What does this ultimatum mean? “The objective of a non-nuclear Iran” would require the country to renounce all nuclear technology, destroy its existing facilities and presumably place its scientists under US lock and key. The “same failed approach of the past” is the conception that there is anything whatsoever to negotiate.
And the vow not to “pass the buck” to a future US government means that the Trump administration intends to launch a war to violently subordinate this nation of over 77 million people to the dictates of American imperialism. Its aim is to restore the kind of US domination that prevailed under the bloody dictatorship of the Shah, turning back the historical clock four decades, even if it costs the lives of millions.
Given the Trump administration’s insistence that it will not give any indication of its plans for military action until after they are executed, the Iranian government must calculate that a barrage of US cruise missiles could fall on Tehran at any moment.
This policy of naked aggression is being directed by the cabal of recently retired and active-duty generals who are largely in charge of US foreign policy under the Trump administration. They see Iran as the principal obstacle to the imposition of US hegemony over the oil-rich regions of the Middle East and Central Asia, which the Pentagon has pursued by means of virtually uninterrupted war over the course of a quarter century. The American military brass bitterly resents the fact that the US war in Iraq served largely to strengthen Iranian influence in the region.

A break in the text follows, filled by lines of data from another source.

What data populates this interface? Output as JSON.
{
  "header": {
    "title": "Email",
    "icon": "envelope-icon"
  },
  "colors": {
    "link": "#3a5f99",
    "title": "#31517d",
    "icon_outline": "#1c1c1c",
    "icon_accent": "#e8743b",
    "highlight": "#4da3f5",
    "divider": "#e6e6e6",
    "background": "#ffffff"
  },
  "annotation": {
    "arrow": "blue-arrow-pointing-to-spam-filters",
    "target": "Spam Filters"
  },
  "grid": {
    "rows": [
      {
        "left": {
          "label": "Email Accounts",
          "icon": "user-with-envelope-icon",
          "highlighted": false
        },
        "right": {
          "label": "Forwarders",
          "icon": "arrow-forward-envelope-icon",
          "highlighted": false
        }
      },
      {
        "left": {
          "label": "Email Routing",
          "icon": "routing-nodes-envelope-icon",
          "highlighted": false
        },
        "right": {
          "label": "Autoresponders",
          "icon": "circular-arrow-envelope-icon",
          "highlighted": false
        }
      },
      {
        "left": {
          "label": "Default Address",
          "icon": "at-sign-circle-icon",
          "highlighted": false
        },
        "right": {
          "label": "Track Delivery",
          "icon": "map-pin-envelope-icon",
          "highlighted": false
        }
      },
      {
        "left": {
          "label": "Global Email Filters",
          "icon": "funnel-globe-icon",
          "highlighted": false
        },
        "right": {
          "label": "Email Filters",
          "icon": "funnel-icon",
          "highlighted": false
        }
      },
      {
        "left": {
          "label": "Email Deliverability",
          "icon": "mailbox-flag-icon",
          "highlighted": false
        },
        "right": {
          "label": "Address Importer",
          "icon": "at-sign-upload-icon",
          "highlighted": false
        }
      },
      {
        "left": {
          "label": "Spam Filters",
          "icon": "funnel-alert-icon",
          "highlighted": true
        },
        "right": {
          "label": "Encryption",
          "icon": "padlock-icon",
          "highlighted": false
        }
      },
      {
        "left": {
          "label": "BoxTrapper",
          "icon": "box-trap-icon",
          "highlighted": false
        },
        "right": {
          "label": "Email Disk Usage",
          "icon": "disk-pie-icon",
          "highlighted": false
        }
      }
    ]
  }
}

The recklessness of opening up a new front of military confrontation with Iran under conditions in which US provocations against North Korea continue to escalate the threat of war, including a nuclear conflict, in east Asia is staggering. There were reports Thursday that Russia has sent troops and military equipment to its border with North Korea, while China has expressed its concern over provocative US-South Korean air exercises designed to simulate an attack on the north.
This seemingly wild thrashing about in search of a military confrontation on the part of Tillerson and the Pentagon brass is the subjective expression of the objective crisis of the capitalist system, rooted in the same essential conflict between global economy and the capitalist nation-state system that erupted into world war twice in the 20th century.
The parasitic and criminal American ruling class, personified in the figure of Trump, increasingly sees war as the only way out of economic and social crises for which it can offer no progressive solution. Thus, new acts and threats of militarism in one country after another are rolled out on virtually a daily basis, with the support of a corporate media that functions as a willing instrument of war propaganda, and the full complicity of the Democratic Party, which had previously criticized Trump from the right as “too soft” on Russia and Syria.
While opposition to militarism and war finds no expression in the existing ruling establishment, it is deeply rooted in the working class, both in the United States and internationally. This opposition must be given conscious expression in the organization of a new mass movement against war, based on the mobilization of the working class on a socialist and internationalist program, independent of and hostile to all of the parties and organizations of the capitalist class.
This is the only way that war, including a nuclear confrontation that threatens the survival of humanity, can be stopped.
We urge all of our readers and supporters to join in this fight and to participate in and build the April 30 annual International May Day Online Rally, being organized by the International Committee of the Fourth International with the overriding purpose of uniting workers across the world against imperialist war.